    8. de Bartolome, Charles A. M. & Vosti, Stephen A., 1995. "Choosing between public and private health-care: A case study of malaria treatment in Brazil," Journal of Health Economics, Elsevier, vol. 14(2), pages 191-205, June.
    9. Tiwari, Sandeep Kumar & Paltasingh, Kirtti Ranjan & Jena, Pabitra Kumar, 2020. "Caste-class association and school participation in Uttar Pradesh, India: Evidence from NSSO data," International Journal of Educational Development, Elsevier, vol. 79(C).
    10. Magnus Lindelow, 2003. "Understanding spatial variation in the utilization of health services: does quality matter?," Economics Series Working Papers WPS/2004-12, University of Oxford, Department of Economics.
    11. ILes, Richard, 2017. "Government Doctor Absenteeism And Its Effects On Consumer Demand In Rural North India," Working Papers 2018-9, School of Economic Sciences, Washington State University, revised 12 2018.
    12. Vos, R.P. & Cuesta, J.D. & León, M. & Lucio, R. & Rosero, J., 2005. "Reaching the millennium development goal for child mortality : Improving equity and efficiency in Ecuador's health budget," ISS Working Papers - General Series 19169, International Institute of Social Studies of Erasmus University Rotterdam (ISS), The Hague.
    13. Birdsall, Nancy & James, Estelle, 1992. "Health, government, and the poor : the case for the private sector," Policy Research Working Paper Series 938, The World Bank.
    14. Martine Audibert & Yong He & Jacky Mathonnat, 2013. "Two-Period Comparison of Healthcare Demand with Income Growth and Population Aging in Rural China: Implications for Adjustment of the Healthcare Supply and Development," Working Papers halshs-00846088, HAL.
    15. Adhvaryu, Achyuta & Nyshadham, Anant, 2011. "Healthcare Choices, Information and Health Outcomes," Center Discussion Papers 107257, Yale University, Economic Growth Center.
    16. Mwabu, Germano, 1990. "Financing health services in Africa : an assessment of alternative approaches," Policy Research Working Paper Series 457, The World Bank.
    17. Gruber, Jonathan & Lin, Mengyun & Yi, Junjian, 2023. "The largest insurance program in history: Saving one million lives per year in China," Journal of Public Economics, Elsevier, vol. 226(C).
    18. Andy McKay, 2002. "Assessing the Impact of Fiscal Policy on Poverty," WIDER Working Paper Series DP2002-43, World Institute for Development Economic Research (UNU-WIDER).
    19. Mocan, H. Naci & Tekin, Erdal & Zax, Jeffrey S., 2004. "The Demand for Medical Care in Urban China," World Development, Elsevier, vol. 32(2), pages 289-304, February.
    20. Martine AUDIBERT & Yong HE & Jacky MATHONNAT, 2017. "What does demand heterogeneity tell us about health care provider choice in rural China?," Working Papers P193, FERDI.

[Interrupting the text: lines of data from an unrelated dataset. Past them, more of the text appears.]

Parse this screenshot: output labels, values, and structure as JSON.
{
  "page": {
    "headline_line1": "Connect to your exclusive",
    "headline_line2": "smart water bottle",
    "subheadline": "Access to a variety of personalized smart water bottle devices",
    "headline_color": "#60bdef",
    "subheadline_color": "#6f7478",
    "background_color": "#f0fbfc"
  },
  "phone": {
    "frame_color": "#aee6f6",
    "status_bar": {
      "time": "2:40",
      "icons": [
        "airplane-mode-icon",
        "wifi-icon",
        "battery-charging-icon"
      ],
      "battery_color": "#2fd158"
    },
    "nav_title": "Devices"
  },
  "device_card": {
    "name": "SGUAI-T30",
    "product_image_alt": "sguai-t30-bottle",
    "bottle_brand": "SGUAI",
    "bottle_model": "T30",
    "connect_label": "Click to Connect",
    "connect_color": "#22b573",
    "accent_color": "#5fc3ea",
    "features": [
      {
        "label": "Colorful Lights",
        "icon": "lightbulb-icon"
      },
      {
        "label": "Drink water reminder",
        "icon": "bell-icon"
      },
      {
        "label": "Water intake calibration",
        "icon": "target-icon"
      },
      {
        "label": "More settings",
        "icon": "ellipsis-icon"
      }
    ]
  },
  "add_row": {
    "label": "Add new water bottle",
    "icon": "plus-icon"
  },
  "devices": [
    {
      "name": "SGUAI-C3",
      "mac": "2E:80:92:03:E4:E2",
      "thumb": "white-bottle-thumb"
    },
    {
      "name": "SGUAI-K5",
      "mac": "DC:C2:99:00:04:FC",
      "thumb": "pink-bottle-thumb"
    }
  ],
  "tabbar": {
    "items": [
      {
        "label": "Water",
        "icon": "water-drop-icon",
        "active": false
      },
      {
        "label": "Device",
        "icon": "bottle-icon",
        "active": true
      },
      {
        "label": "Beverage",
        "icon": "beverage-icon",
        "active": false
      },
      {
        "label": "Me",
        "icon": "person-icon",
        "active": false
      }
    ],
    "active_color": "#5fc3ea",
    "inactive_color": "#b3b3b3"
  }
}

    Corrections

    All material on this site has been provided by the respective publishers and authors. You can help correct errors and omissions. When requesting a correction, please mention this item's handle: RePEc:phd:dpaper:dp_1998-03. See general information about how to correct material in RePEc.

    If you have authored this item and are not yet registered with RePEc, we encourage you to do it here. This allows to link your profile to this item. It also allows you to accept potential citations to this item that we are uncertain about.

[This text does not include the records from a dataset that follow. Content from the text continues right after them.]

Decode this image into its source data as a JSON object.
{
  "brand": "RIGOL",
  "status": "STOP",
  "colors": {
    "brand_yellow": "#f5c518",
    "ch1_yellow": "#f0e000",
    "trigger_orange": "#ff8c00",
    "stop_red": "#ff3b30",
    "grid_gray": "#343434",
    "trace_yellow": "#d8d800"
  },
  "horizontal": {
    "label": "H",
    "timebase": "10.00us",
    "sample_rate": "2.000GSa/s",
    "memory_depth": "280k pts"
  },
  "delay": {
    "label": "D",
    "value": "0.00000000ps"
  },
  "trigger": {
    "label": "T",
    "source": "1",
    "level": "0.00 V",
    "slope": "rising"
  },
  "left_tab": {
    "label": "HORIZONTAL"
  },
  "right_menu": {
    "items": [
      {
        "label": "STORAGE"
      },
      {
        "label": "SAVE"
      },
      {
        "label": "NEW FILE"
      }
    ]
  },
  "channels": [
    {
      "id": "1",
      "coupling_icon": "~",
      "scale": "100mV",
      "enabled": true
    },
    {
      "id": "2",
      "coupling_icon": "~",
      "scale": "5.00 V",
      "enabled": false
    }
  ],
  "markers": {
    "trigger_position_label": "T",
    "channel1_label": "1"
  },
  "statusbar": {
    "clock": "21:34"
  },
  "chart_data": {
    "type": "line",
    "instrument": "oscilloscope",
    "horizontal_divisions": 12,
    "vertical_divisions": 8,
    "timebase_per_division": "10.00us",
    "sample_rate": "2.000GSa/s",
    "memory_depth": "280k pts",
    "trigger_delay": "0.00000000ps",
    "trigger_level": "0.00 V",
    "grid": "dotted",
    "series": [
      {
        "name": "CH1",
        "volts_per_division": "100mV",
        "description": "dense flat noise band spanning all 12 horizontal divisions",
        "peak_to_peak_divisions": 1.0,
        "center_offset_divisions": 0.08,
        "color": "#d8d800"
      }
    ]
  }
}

    If CitEc recognized a bibliographic reference but did not link an item in RePEc to it, you can help with this form .

    If you know of missing items citing this one, you can help us creating those links by adding the relevant references in the same way as above, for each refering item. If you are a registered author of this item, you may also want to check the "citations" tab in your RePEc Author Service profile, as there may be some citations waiting for confirmation.

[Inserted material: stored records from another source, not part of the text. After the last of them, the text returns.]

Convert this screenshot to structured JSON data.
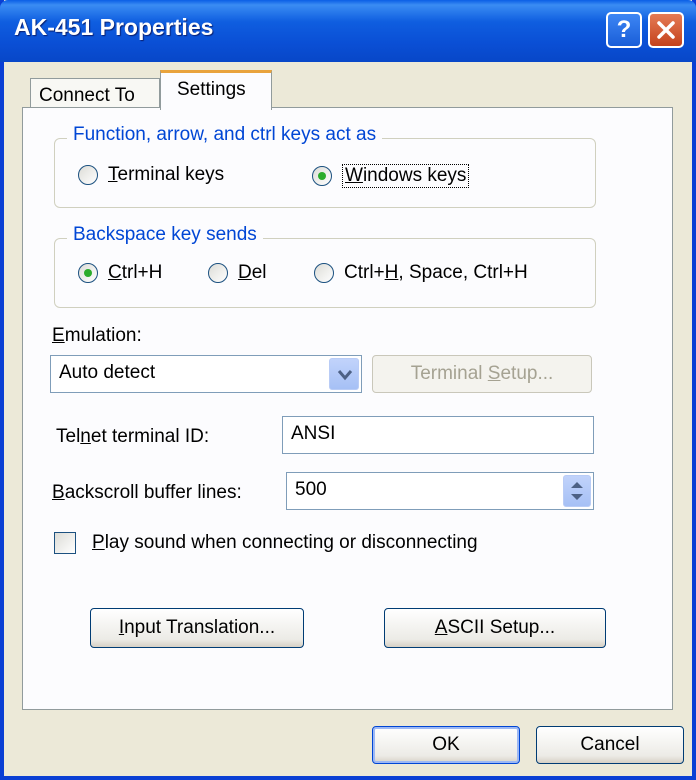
{
  "window": {
    "title": "AK-451 Properties"
  },
  "tabs": [
    {
      "label": "Connect To"
    },
    {
      "label": "Settings"
    }
  ],
  "function_keys": {
    "legend": "Function, arrow, and ctrl keys act as",
    "opt1": {
      "mn": "T",
      "rest": "erminal keys",
      "checked": false
    },
    "opt2": {
      "mn": "W",
      "rest": "indows keys",
      "checked": true
    }
  },
  "backspace": {
    "legend": "Backspace key sends",
    "opt1": {
      "mn": "C",
      "rest": "trl+H",
      "checked": true
    },
    "opt2": {
      "mn": "D",
      "rest": "el",
      "checked": false
    },
    "opt3": {
      "pre": "Ctrl+",
      "mn": "H",
      "rest": ", Space, Ctrl+H",
      "checked": false
    }
  },
  "emulation": {
    "label_mn": "E",
    "label_rest": "mulation:",
    "value": "Auto detect",
    "setup_pre": "Terminal ",
    "setup_mn": "S",
    "setup_rest": "etup..."
  },
  "telnet": {
    "label_pre": "Tel",
    "label_mn": "n",
    "label_rest": "et terminal ID:",
    "value": "ANSI"
  },
  "backscroll": {
    "label_mn": "B",
    "label_rest": "ackscroll buffer lines:",
    "value": "500"
  },
  "play_sound": {
    "mn": "P",
    "rest": "lay sound when connecting or disconnecting",
    "checked": false
  },
  "buttons": {
    "input_mn": "I",
    "input_rest": "nput Translation...",
    "ascii_mn": "A",
    "ascii_rest": "SCII Setup...",
    "ok": "OK",
    "cancel": "Cancel"
  }
}
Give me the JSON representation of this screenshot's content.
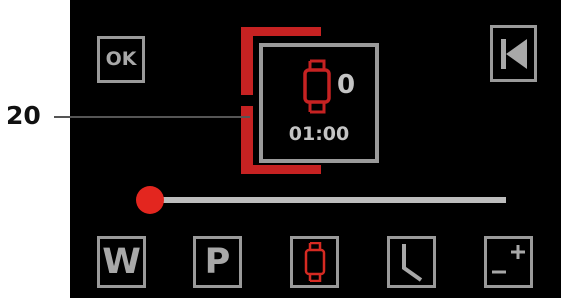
{
  "callout": {
    "number": "20"
  },
  "buttons": {
    "ok_label": "OK",
    "back_icon": "skip-back-icon"
  },
  "status": {
    "icon": "wristwatch-icon",
    "counter": "0",
    "time": "01:00"
  },
  "slider": {
    "value_fraction": 0.0
  },
  "mode_buttons": [
    {
      "label": "W",
      "icon": ""
    },
    {
      "label": "P",
      "icon": ""
    },
    {
      "label": "",
      "icon": "wristwatch-icon",
      "active": true
    },
    {
      "label": "",
      "icon": "clock-hands-icon"
    },
    {
      "label": "",
      "icon": "plus-minus-icon"
    }
  ],
  "colors": {
    "accent_red": "#c62222",
    "thumb_red": "#e3261f",
    "button_gray": "#9a9a9a",
    "text_light": "#c4c4c4",
    "screen_background": "#000000"
  }
}
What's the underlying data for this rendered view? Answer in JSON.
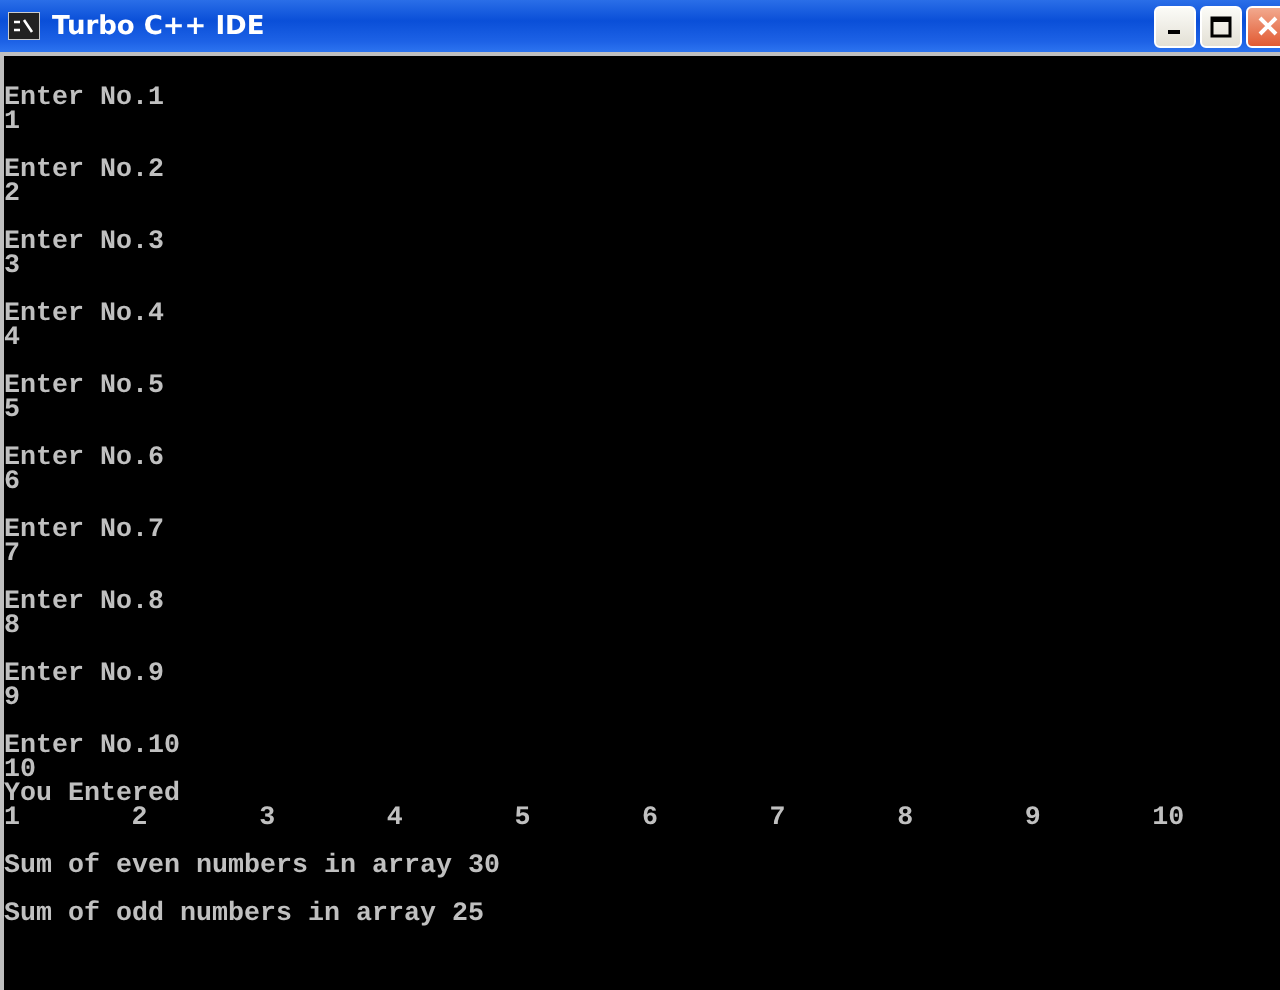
{
  "window": {
    "title": "Turbo C++ IDE"
  },
  "console": {
    "prompts": [
      {
        "prompt": "Enter No.1",
        "input": "1"
      },
      {
        "prompt": "Enter No.2",
        "input": "2"
      },
      {
        "prompt": "Enter No.3",
        "input": "3"
      },
      {
        "prompt": "Enter No.4",
        "input": "4"
      },
      {
        "prompt": "Enter No.5",
        "input": "5"
      },
      {
        "prompt": "Enter No.6",
        "input": "6"
      },
      {
        "prompt": "Enter No.7",
        "input": "7"
      },
      {
        "prompt": "Enter No.8",
        "input": "8"
      },
      {
        "prompt": "Enter No.9",
        "input": "9"
      },
      {
        "prompt": "Enter No.10",
        "input": "10"
      }
    ],
    "entered_heading": "You Entered",
    "entered_values": [
      "1",
      "2",
      "3",
      "4",
      "5",
      "6",
      "7",
      "8",
      "9",
      "10"
    ],
    "results": [
      "Sum of even numbers in array 30",
      "Sum of odd numbers in array 25"
    ]
  }
}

    For technical questions regarding this item, or to correct its authors, title, abstract, bibliographic or download information, contact: Aniceto Orbeta (email available below). General contact details of provider: https://edirc.repec.org/data/pidgvph.html .

    Please note that corrections may take a couple of weeks to filter through the various RePEc services.

    IDEAS is a RePEc service. RePEc uses bibliographic data supplied by the respective publishers.